------ SUPPLIED DATA

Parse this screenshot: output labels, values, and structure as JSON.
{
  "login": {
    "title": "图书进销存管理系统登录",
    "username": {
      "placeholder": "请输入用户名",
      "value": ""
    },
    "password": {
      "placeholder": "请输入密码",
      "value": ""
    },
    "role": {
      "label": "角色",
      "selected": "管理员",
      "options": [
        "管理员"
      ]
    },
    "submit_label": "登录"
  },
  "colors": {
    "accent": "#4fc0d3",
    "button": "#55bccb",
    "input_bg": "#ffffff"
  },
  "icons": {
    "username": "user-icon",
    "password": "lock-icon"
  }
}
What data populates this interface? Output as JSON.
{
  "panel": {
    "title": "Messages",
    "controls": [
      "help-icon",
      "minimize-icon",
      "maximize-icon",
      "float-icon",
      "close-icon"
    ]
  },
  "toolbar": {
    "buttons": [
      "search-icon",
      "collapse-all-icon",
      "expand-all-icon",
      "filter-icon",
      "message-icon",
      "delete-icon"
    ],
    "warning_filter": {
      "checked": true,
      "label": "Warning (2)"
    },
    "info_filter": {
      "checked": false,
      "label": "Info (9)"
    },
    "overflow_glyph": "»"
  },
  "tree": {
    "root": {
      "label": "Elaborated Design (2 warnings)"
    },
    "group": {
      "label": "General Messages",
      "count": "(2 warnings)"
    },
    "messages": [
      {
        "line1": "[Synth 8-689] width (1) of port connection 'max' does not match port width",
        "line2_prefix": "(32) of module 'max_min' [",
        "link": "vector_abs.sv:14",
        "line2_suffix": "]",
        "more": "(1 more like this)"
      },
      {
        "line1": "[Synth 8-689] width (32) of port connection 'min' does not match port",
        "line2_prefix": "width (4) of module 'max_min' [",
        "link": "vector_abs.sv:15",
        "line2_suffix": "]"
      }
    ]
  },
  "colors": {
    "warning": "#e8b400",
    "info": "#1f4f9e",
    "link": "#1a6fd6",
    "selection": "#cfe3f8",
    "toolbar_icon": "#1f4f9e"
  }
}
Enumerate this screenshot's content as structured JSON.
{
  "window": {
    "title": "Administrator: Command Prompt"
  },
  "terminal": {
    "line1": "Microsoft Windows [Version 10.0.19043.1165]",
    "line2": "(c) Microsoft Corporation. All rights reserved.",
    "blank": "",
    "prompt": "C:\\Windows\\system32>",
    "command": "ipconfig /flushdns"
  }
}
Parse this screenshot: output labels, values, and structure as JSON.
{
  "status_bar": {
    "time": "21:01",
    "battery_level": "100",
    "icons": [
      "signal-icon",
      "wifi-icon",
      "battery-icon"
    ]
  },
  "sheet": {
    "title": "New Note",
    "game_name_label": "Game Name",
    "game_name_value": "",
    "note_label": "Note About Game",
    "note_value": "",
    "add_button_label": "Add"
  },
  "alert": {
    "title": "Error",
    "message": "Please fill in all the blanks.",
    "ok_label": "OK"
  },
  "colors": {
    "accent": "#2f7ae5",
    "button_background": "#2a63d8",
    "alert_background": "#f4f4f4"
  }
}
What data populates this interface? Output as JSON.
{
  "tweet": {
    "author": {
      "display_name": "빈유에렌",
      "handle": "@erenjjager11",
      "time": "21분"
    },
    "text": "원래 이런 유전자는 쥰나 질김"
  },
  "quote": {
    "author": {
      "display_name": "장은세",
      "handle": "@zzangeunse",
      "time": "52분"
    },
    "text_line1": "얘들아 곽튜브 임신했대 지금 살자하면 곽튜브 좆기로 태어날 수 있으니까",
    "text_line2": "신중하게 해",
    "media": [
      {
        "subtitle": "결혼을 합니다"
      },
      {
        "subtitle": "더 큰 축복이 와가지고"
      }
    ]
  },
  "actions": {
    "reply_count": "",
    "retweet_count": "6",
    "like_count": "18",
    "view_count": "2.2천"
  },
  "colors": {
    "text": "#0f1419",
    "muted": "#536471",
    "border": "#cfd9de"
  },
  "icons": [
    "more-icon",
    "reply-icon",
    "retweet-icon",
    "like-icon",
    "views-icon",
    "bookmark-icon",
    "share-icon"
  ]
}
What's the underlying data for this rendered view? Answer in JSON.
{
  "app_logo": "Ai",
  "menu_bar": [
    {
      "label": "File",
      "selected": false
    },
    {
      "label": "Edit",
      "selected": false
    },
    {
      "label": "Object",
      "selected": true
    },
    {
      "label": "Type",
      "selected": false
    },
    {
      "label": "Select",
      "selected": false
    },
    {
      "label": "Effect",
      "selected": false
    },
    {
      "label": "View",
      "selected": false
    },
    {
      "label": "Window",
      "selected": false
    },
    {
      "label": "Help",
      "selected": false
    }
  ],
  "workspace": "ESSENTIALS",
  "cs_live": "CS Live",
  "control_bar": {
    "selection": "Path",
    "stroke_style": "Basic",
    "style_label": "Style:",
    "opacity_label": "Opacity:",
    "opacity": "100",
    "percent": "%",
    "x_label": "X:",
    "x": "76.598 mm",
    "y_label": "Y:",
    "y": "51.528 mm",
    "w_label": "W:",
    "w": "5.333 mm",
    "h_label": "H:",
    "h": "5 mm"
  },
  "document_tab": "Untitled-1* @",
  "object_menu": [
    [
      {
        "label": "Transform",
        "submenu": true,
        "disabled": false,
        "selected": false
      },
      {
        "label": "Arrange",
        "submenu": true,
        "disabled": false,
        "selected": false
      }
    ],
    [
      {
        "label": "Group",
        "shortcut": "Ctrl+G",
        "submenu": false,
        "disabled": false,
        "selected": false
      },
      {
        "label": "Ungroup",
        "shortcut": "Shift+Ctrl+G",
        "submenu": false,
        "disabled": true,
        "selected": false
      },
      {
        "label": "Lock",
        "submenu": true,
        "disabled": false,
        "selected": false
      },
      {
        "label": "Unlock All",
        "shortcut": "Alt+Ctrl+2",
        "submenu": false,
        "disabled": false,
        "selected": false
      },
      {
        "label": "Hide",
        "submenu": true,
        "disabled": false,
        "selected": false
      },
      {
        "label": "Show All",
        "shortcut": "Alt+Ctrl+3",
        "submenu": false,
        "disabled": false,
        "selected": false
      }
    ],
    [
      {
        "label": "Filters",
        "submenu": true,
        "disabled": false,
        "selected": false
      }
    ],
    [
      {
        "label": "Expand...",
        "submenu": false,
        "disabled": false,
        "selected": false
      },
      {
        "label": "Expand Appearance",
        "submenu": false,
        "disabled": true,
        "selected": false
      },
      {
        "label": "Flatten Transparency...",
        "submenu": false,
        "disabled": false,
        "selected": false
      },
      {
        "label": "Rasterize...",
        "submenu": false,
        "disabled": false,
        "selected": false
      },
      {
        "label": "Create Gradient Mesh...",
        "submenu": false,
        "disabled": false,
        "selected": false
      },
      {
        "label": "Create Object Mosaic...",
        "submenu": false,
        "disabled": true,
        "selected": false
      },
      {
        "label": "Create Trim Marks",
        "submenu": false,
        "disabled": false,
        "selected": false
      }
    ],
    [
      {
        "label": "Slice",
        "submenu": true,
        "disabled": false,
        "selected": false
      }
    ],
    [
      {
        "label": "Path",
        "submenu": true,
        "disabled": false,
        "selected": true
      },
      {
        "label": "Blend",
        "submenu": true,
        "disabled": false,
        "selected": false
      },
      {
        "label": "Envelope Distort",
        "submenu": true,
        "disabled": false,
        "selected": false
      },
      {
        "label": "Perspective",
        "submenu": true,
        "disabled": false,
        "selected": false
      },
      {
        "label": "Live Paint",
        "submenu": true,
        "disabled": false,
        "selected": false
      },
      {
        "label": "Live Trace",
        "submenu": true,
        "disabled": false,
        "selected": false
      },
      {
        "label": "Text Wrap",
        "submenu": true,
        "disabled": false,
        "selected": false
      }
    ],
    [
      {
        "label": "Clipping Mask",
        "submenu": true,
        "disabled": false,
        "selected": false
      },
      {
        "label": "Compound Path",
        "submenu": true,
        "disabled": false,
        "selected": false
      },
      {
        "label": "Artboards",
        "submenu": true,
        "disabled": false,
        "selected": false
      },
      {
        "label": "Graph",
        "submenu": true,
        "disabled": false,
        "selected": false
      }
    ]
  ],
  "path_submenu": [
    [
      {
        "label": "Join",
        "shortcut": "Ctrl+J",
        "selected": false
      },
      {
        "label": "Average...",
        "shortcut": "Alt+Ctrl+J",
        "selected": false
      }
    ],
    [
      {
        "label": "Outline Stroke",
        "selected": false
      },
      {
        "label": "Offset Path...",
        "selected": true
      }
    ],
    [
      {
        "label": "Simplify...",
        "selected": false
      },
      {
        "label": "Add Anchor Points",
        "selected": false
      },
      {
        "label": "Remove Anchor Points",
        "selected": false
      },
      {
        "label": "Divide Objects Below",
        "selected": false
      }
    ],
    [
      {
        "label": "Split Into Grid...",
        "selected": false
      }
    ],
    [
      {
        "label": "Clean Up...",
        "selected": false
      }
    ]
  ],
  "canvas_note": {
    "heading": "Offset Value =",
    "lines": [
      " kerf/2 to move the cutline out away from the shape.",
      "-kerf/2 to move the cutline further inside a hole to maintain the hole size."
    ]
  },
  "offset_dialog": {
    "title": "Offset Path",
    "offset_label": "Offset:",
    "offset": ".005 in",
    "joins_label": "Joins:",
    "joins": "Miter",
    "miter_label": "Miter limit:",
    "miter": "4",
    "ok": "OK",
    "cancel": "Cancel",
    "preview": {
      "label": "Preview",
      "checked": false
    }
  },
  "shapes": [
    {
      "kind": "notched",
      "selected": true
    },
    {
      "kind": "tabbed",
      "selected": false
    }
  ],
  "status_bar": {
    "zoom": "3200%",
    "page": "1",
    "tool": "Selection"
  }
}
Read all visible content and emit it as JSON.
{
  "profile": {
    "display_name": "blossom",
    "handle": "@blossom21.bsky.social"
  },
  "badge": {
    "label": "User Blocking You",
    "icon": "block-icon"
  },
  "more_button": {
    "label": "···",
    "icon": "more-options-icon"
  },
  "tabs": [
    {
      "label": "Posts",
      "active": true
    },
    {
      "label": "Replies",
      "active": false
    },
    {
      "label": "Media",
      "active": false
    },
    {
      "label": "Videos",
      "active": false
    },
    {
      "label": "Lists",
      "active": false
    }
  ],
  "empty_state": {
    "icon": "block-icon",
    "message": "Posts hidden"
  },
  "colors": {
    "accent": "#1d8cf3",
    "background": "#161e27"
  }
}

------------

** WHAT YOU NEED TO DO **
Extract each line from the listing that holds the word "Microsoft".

** EXERCISE SOLUTION **
    "line1": "Microsoft Windows [Version 10.0.19043.1165]",
    "line2": "(c) Microsoft Corporation. All rights reserved.",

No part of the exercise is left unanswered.